(Extracted data entries)
Segment Open
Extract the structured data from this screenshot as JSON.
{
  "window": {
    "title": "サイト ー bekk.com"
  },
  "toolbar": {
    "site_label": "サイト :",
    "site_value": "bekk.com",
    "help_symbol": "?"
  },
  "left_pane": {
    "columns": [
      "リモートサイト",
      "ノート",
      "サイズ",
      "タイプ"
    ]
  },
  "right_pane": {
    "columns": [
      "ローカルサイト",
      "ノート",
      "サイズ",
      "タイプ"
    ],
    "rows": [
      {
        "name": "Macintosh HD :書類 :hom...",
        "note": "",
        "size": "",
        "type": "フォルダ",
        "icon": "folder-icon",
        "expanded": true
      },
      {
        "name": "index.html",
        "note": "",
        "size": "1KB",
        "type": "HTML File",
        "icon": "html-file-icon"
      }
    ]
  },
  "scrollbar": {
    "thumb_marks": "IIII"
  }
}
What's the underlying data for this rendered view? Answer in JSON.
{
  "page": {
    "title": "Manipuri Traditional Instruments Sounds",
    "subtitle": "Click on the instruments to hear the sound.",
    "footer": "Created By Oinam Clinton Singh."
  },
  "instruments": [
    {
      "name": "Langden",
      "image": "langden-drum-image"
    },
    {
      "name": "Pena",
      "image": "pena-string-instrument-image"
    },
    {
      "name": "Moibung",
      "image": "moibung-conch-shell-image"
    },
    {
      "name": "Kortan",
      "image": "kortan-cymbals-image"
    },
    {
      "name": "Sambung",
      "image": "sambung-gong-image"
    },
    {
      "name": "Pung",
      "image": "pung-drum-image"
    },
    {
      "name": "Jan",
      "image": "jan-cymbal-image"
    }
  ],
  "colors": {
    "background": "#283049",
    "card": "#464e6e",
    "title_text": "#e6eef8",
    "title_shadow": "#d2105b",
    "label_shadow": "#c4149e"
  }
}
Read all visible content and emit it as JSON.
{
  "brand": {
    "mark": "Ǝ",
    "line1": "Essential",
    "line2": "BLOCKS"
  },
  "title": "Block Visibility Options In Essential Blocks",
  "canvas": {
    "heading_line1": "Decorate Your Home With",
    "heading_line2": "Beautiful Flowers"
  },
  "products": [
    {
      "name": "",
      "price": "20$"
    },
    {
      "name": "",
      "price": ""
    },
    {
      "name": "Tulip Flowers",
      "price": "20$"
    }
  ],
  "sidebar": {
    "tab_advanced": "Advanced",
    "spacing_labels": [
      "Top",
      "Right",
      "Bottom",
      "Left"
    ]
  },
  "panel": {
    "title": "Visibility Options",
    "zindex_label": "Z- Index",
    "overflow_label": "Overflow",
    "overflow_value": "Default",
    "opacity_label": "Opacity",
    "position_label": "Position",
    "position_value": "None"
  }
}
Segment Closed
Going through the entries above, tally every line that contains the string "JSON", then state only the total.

_ANSWER SPACE_
3